Task details:
Please say how many lines in the entries below hold the string "false", with no other words.
____________________
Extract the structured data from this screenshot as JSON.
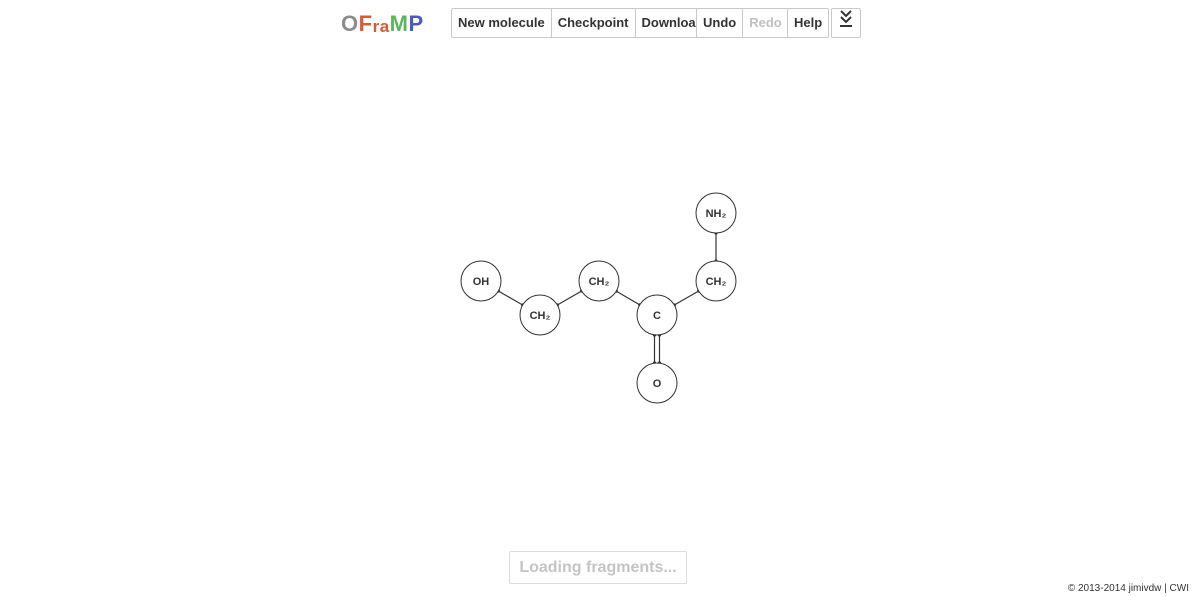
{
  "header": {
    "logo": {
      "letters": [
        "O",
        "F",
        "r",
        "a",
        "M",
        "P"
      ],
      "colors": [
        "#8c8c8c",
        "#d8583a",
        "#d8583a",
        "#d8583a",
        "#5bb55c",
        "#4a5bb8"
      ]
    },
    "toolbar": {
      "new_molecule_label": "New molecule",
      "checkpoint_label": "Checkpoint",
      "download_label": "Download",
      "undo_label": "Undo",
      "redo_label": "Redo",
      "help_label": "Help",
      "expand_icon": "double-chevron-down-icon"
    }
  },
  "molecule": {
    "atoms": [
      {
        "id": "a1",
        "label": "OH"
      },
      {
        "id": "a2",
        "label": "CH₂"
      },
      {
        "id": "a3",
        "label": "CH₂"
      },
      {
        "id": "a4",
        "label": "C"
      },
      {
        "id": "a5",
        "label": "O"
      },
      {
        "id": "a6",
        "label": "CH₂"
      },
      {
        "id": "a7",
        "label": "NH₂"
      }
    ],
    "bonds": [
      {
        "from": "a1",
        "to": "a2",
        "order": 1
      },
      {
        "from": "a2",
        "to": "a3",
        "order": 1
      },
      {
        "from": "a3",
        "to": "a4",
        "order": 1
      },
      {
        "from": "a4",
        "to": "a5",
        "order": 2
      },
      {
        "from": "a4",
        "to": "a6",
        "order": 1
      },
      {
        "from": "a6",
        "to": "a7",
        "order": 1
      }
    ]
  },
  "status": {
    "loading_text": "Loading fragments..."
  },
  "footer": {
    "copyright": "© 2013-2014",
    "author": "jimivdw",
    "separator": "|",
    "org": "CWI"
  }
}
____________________
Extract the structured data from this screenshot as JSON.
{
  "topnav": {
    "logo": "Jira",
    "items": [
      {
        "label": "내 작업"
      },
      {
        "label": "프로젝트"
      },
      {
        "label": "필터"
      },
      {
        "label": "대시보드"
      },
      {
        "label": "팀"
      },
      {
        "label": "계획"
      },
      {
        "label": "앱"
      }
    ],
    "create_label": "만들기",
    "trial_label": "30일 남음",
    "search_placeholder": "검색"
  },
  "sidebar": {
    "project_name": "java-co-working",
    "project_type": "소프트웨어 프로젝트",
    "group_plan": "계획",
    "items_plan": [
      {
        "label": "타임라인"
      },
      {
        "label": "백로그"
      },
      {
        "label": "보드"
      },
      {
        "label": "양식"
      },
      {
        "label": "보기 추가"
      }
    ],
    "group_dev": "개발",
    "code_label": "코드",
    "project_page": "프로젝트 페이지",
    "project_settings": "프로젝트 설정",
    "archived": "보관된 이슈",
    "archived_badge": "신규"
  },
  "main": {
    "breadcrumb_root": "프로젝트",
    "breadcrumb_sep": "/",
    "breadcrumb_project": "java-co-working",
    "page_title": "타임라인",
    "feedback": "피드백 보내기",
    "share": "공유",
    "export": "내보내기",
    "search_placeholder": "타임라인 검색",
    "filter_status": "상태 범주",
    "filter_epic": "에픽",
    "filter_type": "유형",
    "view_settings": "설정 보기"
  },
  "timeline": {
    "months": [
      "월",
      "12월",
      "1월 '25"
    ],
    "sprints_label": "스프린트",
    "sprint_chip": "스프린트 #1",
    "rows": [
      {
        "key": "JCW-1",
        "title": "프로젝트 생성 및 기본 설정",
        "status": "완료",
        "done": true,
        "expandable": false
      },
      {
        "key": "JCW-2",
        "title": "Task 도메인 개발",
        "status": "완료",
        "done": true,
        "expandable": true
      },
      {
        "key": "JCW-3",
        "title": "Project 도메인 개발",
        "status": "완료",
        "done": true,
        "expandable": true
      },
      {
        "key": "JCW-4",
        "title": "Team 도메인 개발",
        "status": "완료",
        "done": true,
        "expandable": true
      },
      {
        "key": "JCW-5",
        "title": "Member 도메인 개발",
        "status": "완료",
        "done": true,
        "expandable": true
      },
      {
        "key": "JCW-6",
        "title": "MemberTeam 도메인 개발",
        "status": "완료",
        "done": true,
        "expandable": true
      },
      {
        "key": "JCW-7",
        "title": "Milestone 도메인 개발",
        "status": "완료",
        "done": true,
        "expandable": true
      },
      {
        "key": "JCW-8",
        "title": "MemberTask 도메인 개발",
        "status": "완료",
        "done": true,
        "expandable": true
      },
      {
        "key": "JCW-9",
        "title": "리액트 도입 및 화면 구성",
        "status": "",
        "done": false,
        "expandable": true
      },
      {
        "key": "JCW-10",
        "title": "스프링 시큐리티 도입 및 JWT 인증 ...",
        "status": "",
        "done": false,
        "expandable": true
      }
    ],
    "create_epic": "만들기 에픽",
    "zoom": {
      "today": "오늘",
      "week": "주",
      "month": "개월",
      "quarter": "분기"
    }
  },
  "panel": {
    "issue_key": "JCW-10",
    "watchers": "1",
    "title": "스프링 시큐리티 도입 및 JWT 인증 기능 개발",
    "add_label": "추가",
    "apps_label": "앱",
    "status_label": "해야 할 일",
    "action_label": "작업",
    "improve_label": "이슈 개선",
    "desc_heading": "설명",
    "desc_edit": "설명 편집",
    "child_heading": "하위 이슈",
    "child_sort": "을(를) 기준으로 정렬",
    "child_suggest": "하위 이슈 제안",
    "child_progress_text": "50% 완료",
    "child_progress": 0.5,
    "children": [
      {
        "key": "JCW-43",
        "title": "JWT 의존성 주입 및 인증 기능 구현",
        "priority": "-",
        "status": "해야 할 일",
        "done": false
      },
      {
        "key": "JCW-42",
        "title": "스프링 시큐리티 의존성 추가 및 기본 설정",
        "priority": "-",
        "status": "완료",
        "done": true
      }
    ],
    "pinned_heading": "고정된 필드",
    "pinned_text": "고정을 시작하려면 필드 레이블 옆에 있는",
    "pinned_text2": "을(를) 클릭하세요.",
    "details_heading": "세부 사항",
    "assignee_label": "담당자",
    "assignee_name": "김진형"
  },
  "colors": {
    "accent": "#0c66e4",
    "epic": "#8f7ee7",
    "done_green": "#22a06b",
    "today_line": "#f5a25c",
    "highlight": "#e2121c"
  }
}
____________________
Written answer:
4